As a socially progressive group, Anonymous defends the freedom of thought and speech. However, they do not condone acts of terrorism or inflictions of hateful behavior on the public, and they make the case that the KKK, at least in part, exhibits terroristic tendencies. Rather than being one cohesive organization, the modern-day Klan is composed of splintered cells predominantly scattered across the Midwest and South.
In their outing of Klan members’ personal information, Anonymous included a foreword which explained that they targeted Klan leaders and significantly active members rather than any and all Klan members. This is because those individuals were actively involved in perpetuating an environment of hate towards minorities, either through online activity or real-life actions.
For instance, one KKK group leader, Frazier Glenn Miller, killed three Jewish people at a retirement home during Passover in Kansas City last April. This example alone indicates that there is a potential for future violence, likely from prominent Klansmen. Although they have the right to free thought, we should not tolerate it when those thoughts cross over into taking harmful actions against others.
Anonymous makes it clear, though, that they are not seeking to reveal specific individuals’ identities for the sole purpose of outing them as direct threats to society.
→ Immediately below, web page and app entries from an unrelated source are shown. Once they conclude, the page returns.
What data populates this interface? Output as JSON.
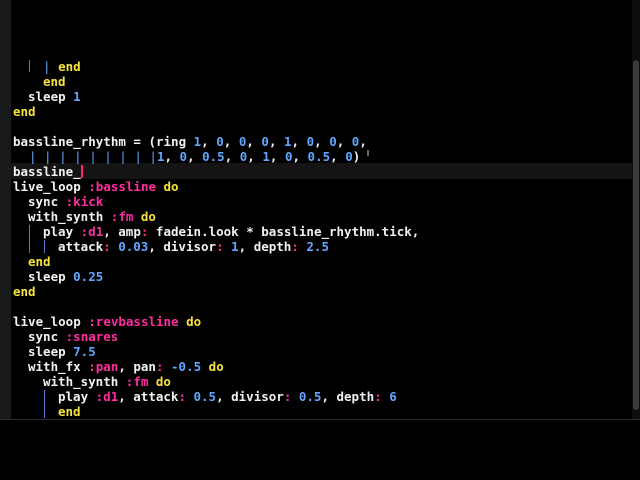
{
  "lines": [
    [
      {
        "t": "| ",
        "c": "g"
      },
      {
        "t": "end",
        "c": "k"
      }
    ],
    [
      {
        "t": "end",
        "c": "k"
      }
    ],
    [
      {
        "t": "sleep ",
        "c": "t"
      },
      {
        "t": "1",
        "c": "n"
      }
    ],
    [
      {
        "t": "end",
        "c": "k"
      }
    ],
    [],
    [
      {
        "t": "bassline_rhythm = (ring ",
        "c": "t"
      },
      {
        "t": "1",
        "c": "n"
      },
      {
        "t": ", ",
        "c": "t"
      },
      {
        "t": "0",
        "c": "n"
      },
      {
        "t": ", ",
        "c": "t"
      },
      {
        "t": "0",
        "c": "n"
      },
      {
        "t": ", ",
        "c": "t"
      },
      {
        "t": "0",
        "c": "n"
      },
      {
        "t": ", ",
        "c": "t"
      },
      {
        "t": "1",
        "c": "n"
      },
      {
        "t": ", ",
        "c": "t"
      },
      {
        "t": "0",
        "c": "n"
      },
      {
        "t": ", ",
        "c": "t"
      },
      {
        "t": "0",
        "c": "n"
      },
      {
        "t": ", ",
        "c": "t"
      },
      {
        "t": "0",
        "c": "n"
      },
      {
        "t": ",",
        "c": "t"
      }
    ],
    [
      {
        "t": "| | | | | | | | |",
        "c": "g"
      },
      {
        "t": "1",
        "c": "n"
      },
      {
        "t": ", ",
        "c": "t"
      },
      {
        "t": "0",
        "c": "n"
      },
      {
        "t": ", ",
        "c": "t"
      },
      {
        "t": "0.5",
        "c": "n"
      },
      {
        "t": ", ",
        "c": "t"
      },
      {
        "t": "0",
        "c": "n"
      },
      {
        "t": ", ",
        "c": "t"
      },
      {
        "t": "1",
        "c": "n"
      },
      {
        "t": ", ",
        "c": "t"
      },
      {
        "t": "0",
        "c": "n"
      },
      {
        "t": ", ",
        "c": "t"
      },
      {
        "t": "0.5",
        "c": "n"
      },
      {
        "t": ", ",
        "c": "t"
      },
      {
        "t": "0",
        "c": "n"
      },
      {
        "t": ")",
        "c": "t"
      }
    ],
    [
      {
        "t": "bassline_",
        "c": "t"
      },
      {
        "cursor": true
      }
    ],
    [
      {
        "t": "live_loop ",
        "c": "t"
      },
      {
        "t": ":bassline",
        "c": "s"
      },
      {
        "t": " do",
        "c": "k"
      }
    ],
    [
      {
        "t": "sync ",
        "c": "t"
      },
      {
        "t": ":kick",
        "c": "s"
      }
    ],
    [
      {
        "t": "with_synth ",
        "c": "t"
      },
      {
        "t": ":fm",
        "c": "s"
      },
      {
        "t": " do",
        "c": "k"
      }
    ],
    [
      {
        "t": "play ",
        "c": "t"
      },
      {
        "t": ":d1",
        "c": "s"
      },
      {
        "t": ", amp",
        "c": "t"
      },
      {
        "t": ":",
        "c": "s"
      },
      {
        "t": " fadein.look * bassline_rhythm.tick,",
        "c": "t"
      }
    ],
    [
      {
        "t": "attack",
        "c": "t"
      },
      {
        "t": ":",
        "c": "s"
      },
      {
        "t": " ",
        "c": "t"
      },
      {
        "t": "0.03",
        "c": "n"
      },
      {
        "t": ", divisor",
        "c": "t"
      },
      {
        "t": ":",
        "c": "s"
      },
      {
        "t": " ",
        "c": "t"
      },
      {
        "t": "1",
        "c": "n"
      },
      {
        "t": ", depth",
        "c": "t"
      },
      {
        "t": ":",
        "c": "s"
      },
      {
        "t": " ",
        "c": "t"
      },
      {
        "t": "2.5",
        "c": "n"
      }
    ],
    [
      {
        "t": "end",
        "c": "k"
      }
    ],
    [
      {
        "t": "sleep ",
        "c": "t"
      },
      {
        "t": "0.25",
        "c": "n"
      }
    ],
    [
      {
        "t": "end",
        "c": "k"
      }
    ],
    [],
    [
      {
        "t": "live_loop ",
        "c": "t"
      },
      {
        "t": ":revbassline",
        "c": "s"
      },
      {
        "t": " do",
        "c": "k"
      }
    ],
    [
      {
        "t": "sync ",
        "c": "t"
      },
      {
        "t": ":snares",
        "c": "s"
      }
    ],
    [
      {
        "t": "sleep ",
        "c": "t"
      },
      {
        "t": "7.5",
        "c": "n"
      }
    ],
    [
      {
        "t": "with_fx ",
        "c": "t"
      },
      {
        "t": ":pan",
        "c": "s"
      },
      {
        "t": ", pan",
        "c": "t"
      },
      {
        "t": ":",
        "c": "s"
      },
      {
        "t": " ",
        "c": "t"
      },
      {
        "t": "-0.5",
        "c": "n"
      },
      {
        "t": " do",
        "c": "k"
      }
    ],
    [
      {
        "t": "with_synth ",
        "c": "t"
      },
      {
        "t": ":fm",
        "c": "s"
      },
      {
        "t": " do",
        "c": "k"
      }
    ],
    [
      {
        "t": "play ",
        "c": "t"
      },
      {
        "t": ":d1",
        "c": "s"
      },
      {
        "t": ", attack",
        "c": "t"
      },
      {
        "t": ":",
        "c": "s"
      },
      {
        "t": " ",
        "c": "t"
      },
      {
        "t": "0.5",
        "c": "n"
      },
      {
        "t": ", divisor",
        "c": "t"
      },
      {
        "t": ":",
        "c": "s"
      },
      {
        "t": " ",
        "c": "t"
      },
      {
        "t": "0.5",
        "c": "n"
      },
      {
        "t": ", depth",
        "c": "t"
      },
      {
        "t": ":",
        "c": "s"
      },
      {
        "t": " ",
        "c": "t"
      },
      {
        "t": "6",
        "c": "n"
      }
    ],
    [
      {
        "t": "end",
        "c": "k"
      }
    ]
  ],
  "colors": {
    "text": "#f2f2f2",
    "keyword": "#f7e43a",
    "number": "#62a7ff",
    "symbol": "#ff2da0",
    "guide": "#5a78c8",
    "cursor": "#ff1f78",
    "background": "#000000"
  }
}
Rather, the removing of their “hoods” (online aliases in this case) is more of a symbolic revealing of racism’s existence and the threat that it poses to a progressive society.
A portion of the published list’s accompanying statement reads: “We need to make room for important, blunt, honest, public, productive conversation. Violent bigotry IS a problem in the United States. This is not a colorblind society. It is deeply divided on racial lines. We hope Operation KKK will, in part, spark a bit of constructive dialogue about race, racism, racial terror and freedom of expression, across group lines.”
The data presented in the final document was scoured carefully for accuracy after collection over the course of eleven months. Both human and open-source intelligence tactics were utilized in discovering members of the KKK via their online presences, with public data being used to confirm identities of investigated persons.
Although Anonymous sometimes used fake identities in order to generate a rapport with suspected Klan members, this practice was in line with those individuals’ own use of aliases.
Also, this method of information gathering is comparable to investigators who “reverse catfish” suspected sexual predators online by posing as vulnerable girls.
When it comes down to it, making these details public was the right action to take. While the KKK’s “right to privacy” (which isn’t expressly protected in full by the Constitution—but that’s a story for another time) may be violated, it is likely being done at no risk of actual harm to them. At the same time, they have historically been promoting harm against others and still incite fear and terror in the general public.
By shining light on active KKK members, Anonymous is doing a public good. Establishing an online presence for oneself, even a “private” one, has to be done in light of the fact that essentially anything and anywhere on the internet has the capability to be made public at some point, especially if the contents of one’s online activities pose potential threats to others.